To do:
Scan the records for "endpoints". Show the matching lines.
===== Information provided
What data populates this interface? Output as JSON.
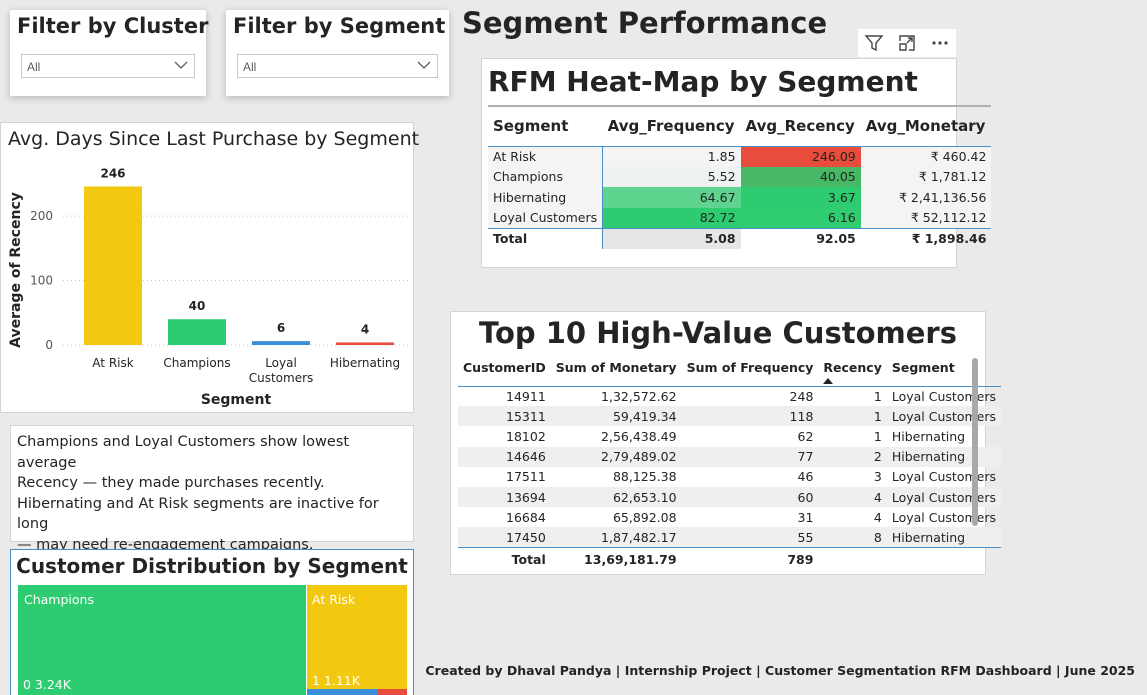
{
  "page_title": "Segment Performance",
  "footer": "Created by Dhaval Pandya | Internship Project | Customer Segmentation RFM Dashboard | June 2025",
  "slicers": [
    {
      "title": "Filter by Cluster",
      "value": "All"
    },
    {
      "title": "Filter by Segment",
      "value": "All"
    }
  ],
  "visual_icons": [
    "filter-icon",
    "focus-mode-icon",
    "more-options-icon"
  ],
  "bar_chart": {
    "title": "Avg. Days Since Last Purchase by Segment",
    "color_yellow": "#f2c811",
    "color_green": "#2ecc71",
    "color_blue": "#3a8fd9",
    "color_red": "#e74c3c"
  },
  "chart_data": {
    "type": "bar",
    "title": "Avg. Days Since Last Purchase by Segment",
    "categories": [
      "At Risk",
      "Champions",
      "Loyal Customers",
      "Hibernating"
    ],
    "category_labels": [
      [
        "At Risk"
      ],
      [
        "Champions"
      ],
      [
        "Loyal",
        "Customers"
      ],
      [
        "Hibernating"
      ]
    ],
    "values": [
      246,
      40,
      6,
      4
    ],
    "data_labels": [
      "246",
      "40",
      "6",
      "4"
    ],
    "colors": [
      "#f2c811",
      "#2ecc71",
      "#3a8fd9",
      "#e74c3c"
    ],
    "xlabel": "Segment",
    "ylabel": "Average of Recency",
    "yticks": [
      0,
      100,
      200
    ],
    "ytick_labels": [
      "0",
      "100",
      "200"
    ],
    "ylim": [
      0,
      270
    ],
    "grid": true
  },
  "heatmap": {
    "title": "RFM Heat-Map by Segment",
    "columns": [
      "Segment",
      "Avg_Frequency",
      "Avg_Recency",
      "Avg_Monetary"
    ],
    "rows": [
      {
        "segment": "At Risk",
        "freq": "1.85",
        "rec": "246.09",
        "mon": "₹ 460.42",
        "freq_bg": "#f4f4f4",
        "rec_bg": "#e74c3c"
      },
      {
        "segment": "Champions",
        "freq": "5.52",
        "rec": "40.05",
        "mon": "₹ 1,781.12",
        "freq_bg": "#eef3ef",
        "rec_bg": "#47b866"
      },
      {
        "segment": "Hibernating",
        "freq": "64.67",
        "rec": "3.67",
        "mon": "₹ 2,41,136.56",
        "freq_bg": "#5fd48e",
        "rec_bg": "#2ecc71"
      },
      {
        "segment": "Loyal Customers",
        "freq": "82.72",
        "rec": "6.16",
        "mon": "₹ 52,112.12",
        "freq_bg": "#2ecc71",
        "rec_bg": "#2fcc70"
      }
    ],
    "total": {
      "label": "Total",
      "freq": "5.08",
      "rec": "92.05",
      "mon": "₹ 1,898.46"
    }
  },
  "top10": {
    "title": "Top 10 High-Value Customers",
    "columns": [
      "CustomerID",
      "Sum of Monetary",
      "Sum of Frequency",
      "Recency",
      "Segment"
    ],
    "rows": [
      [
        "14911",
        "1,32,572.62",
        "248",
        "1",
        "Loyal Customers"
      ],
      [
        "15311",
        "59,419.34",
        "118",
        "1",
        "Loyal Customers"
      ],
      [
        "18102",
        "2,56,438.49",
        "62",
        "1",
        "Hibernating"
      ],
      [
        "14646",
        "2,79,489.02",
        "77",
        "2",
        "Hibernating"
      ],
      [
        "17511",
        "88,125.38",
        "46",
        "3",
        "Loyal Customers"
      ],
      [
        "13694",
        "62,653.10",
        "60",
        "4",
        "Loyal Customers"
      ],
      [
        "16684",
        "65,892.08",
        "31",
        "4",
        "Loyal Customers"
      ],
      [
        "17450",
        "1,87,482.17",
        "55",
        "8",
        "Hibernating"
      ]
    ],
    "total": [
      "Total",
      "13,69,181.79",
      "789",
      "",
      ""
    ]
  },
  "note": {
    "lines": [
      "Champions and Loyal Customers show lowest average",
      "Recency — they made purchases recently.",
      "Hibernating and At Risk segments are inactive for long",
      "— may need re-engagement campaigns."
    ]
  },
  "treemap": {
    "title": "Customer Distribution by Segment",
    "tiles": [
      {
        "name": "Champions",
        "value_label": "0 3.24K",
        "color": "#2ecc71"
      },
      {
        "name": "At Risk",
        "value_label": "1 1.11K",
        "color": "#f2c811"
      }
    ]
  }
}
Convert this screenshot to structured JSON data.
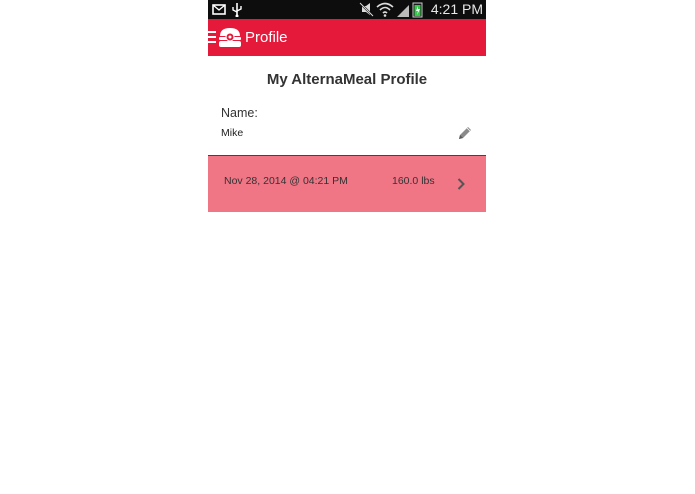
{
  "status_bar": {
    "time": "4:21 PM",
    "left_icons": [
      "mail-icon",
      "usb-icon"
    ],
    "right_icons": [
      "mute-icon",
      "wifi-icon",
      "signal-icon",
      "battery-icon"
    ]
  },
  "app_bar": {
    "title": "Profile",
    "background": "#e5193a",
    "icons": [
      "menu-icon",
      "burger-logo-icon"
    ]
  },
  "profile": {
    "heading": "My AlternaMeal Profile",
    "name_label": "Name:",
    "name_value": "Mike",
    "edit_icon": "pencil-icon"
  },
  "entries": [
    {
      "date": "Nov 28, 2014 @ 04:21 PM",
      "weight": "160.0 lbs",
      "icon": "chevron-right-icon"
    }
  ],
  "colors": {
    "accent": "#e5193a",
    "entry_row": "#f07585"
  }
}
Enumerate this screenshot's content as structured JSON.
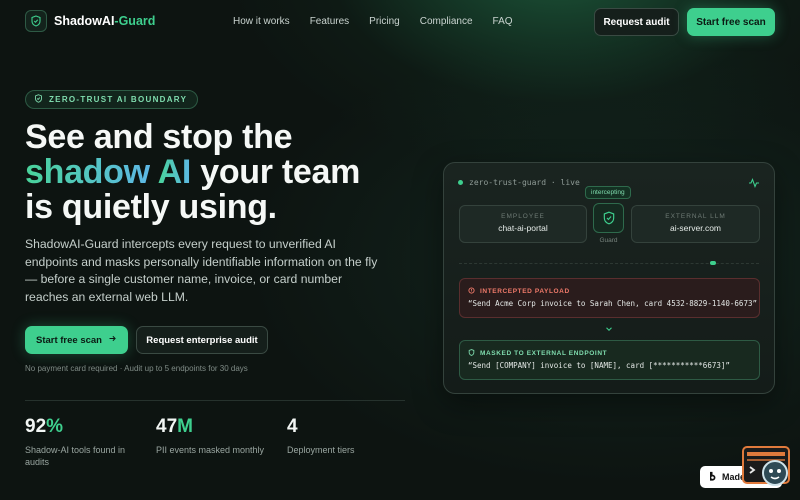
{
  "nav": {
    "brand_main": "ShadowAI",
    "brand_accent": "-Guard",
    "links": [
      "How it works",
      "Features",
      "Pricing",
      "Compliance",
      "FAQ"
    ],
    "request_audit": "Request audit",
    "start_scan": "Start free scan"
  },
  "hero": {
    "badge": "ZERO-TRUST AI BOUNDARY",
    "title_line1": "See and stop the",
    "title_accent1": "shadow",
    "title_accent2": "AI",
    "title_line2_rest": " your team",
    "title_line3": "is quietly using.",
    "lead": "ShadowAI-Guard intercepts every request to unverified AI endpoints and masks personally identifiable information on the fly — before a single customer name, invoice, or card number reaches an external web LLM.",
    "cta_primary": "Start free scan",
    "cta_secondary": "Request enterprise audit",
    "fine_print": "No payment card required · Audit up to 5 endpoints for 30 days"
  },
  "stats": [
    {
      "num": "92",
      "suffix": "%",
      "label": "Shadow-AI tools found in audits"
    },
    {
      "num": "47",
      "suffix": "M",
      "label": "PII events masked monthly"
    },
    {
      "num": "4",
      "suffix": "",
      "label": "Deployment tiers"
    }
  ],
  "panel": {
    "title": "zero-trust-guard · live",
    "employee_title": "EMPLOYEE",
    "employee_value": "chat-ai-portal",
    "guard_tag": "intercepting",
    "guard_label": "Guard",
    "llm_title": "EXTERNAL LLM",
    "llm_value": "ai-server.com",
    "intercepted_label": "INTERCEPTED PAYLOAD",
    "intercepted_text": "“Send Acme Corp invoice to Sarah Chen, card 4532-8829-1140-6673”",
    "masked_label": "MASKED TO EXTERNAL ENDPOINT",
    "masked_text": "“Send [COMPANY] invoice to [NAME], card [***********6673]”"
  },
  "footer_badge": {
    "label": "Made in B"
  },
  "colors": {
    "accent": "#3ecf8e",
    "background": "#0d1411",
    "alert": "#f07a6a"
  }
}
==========
Result of this exercise:
    "lead": "ShadowAI-Guard intercepts every request to unverified AI endpoints and masks personally identifiable information on the fly — before a single customer name, invoice, or card number reaches an external web LLM.",
    "fine_print": "No payment card required · Audit up to 5 endpoints for 30 days"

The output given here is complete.